When the world gets closer.

We help you see farther.

Sign up to our expressly international daily newsletter.

THE INDEPENDENT, THE GUARDIAN, THE DAILY MAIL, BBC (UK)

Worldcrunch

LONDON – British government food officials have warned the public not to eat frozen beef lasagna sold by the Findus brand after tests showed they contained up to 100% horsemeat.

The Food Standards Agency (FSA) has ordered all British companies to test their processed beef products by next Friday, after it was revealed that lasagna sold by Findus contained up to 100% horsemeat instead of the advertised beef, reports the Guardian.

Catherine Brown, the FSA's chief executive, told the BBC: "We are demanding that food businesses conduct authenticity tests on all beef products, such as beef burgers, meatballs and lasagna, and provide the results to the FSA. The tests will be for the presence of significant levels of horsemeat.”

[rebelmouse-image 27086261 alt="""" original_size="483x364" expand=1]

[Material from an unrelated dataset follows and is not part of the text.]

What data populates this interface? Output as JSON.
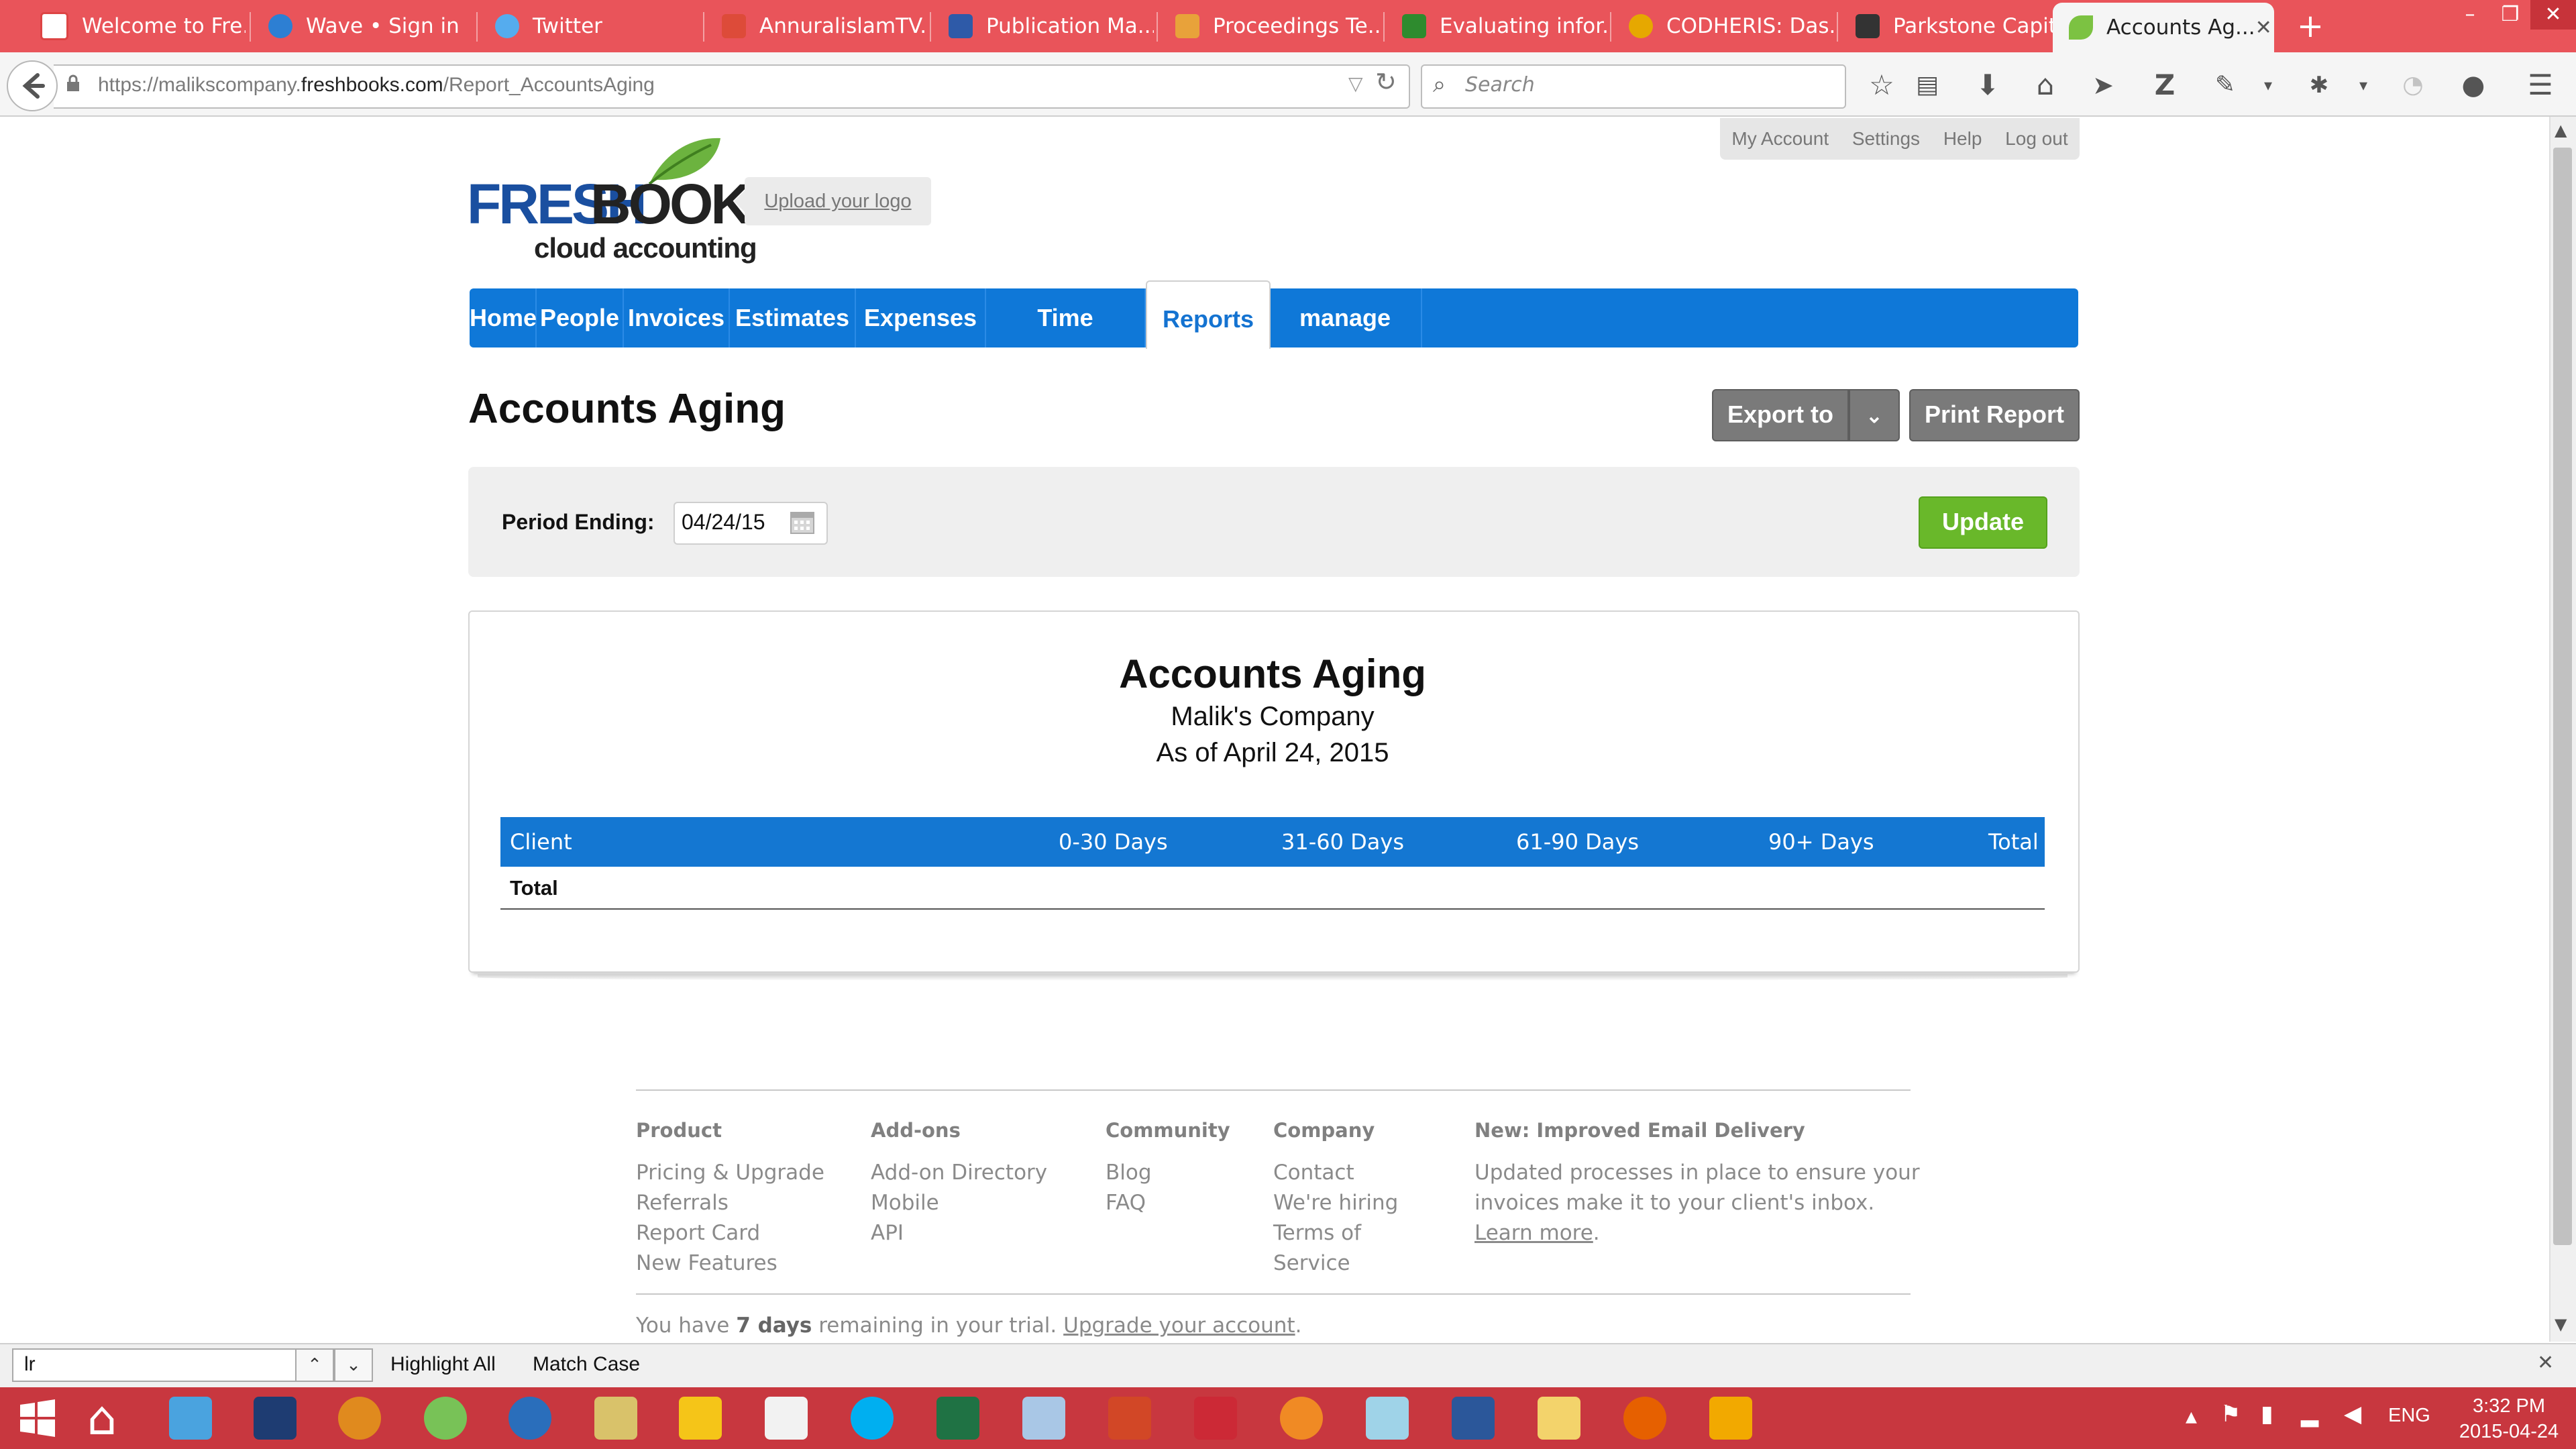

@MrBButterfield

The FSA tested 18 beef-based processed Findus lasagna and found that 11 of them contained 60% to 100% horsemeat. It is advising people who have bought any Findus lasagna not to eat them and return them to the shop they bought them from.

Findus’s lasagna, says the BBC, are made by French company Comigel, which also makes frozen products (pizzas, appetizers and ready-made meals) for Tesco, Aldi, Auchan and Cora supermarkets as well as Picard Surgelés and Thiriet frozen foods. As of Friday morning, Comigel’s website was offline:

By Friday, Aldi and Tesco supermarkets were clearing their shelves of frozen spaghetti and lasagna meals produced by Comigel, reports the Guardian.

A Tesco spokesman told the Guardian it took the step as a precaution: "Following the withdrawal of Findus beef lasagne, which is produced by Comigel, we have decided to withdraw our frozen Everyday Value Spaghetti Bolognese, which is produced at the same site, as a precautionary measure. There is no evidence that our product has been contaminated and the meat used in the Findus product is not used in our product. However, we have decided to withdraw the product pending the results of our own tests."

The FSA is saying there is no evidence the horsemeat lasagna is unsafe, reports the Independent, however it is testing Findus products for an equine drug called phenylbutazone, or “bute,” which can cause cancers in humans and is banned from the human food chain in the EU.

Bute is an anti-inflammatory drug that is given to animals regularly to treat, pain and fever. It is the most commonly used anti-inflammatory in horses, says the Daily Mail and is banned from the human food chain because it can cause cancer.

You've reached your monthly limit of free articles.
To read the full article, please subscribe.
Get unlimited access. Support Worldcrunch's unique mission:
  • Exclusive coverage from the world's top sources, in English for the first time.
  • Insights from the widest range of perspectives, languages and countries
  • $2.90/month or $19.90/year. No hidden charges. Cancel anytime.
Already a subscriber? Log in

When the world gets closer, we help you see farther

Sign up to our expressly international daily newsletter!
Future

Injecting Feminism Into Science Is A Good Thing — For Science

Feminists have generated a set of tools to make science less biased and more robust. Why don’t more scientists use it?

As objective as any man

Anto Magzan/ZUMA
Rachel E. Gross

-Essay-

In the early days of the COVID-19 pandemic, a mystery played out across news headlines: Men, it seemed, were dying of infection at twice the rate of women. To explain this alarming disparity, researchers looked to innate biological differences between the sexes — for instance, protective levels of sex hormones, or distinct male-female immune responses. Some even went so far as to test the possibility of treating infected men with estrogen injections.

This focus on biological sex differences turned out to be woefully inadequate, as a group of Harvard-affiliated researchers pointed out earlier this year. By analyzing more than a year of sex-disaggregated COVID-19 data, they showed that the gender gap was more fully explained by social factors like mask-wearing and distancing behaviors (less common among men) and testing rates (higher among pregnant women and health workers, who were largely female).

Keep reading...Show less

When the world gets closer, we help you see farther

Sign up to our expressly international daily newsletter!
You've reached your monthly limit of free articles.
To read the full article, please subscribe.
Get unlimited access. Support Worldcrunch's unique mission:
  • Exclusive coverage from the world's top sources, in English for the first time.
  • Insights from the widest range of perspectives, languages and countries
  • $2.90/month or $19.90/year. No hidden charges. Cancel anytime.
Already a subscriber? Log in
Writing contest - My pandemic story
THE LATEST
FOCUS
TRENDING TOPICS

Central to the tragic absurdity of this war is the question of language. Vladimir Putin has repeated that protecting ethnic Russians and the Russian-speaking populations of Ukraine was a driving motivation for his invasion.

Yet one month on, a quick look at the map shows that many of the worst-hit cities are those where Russian is the predominant language: Kharkiv, Odesa, Kherson.

Watch VideoShow less
MOST READ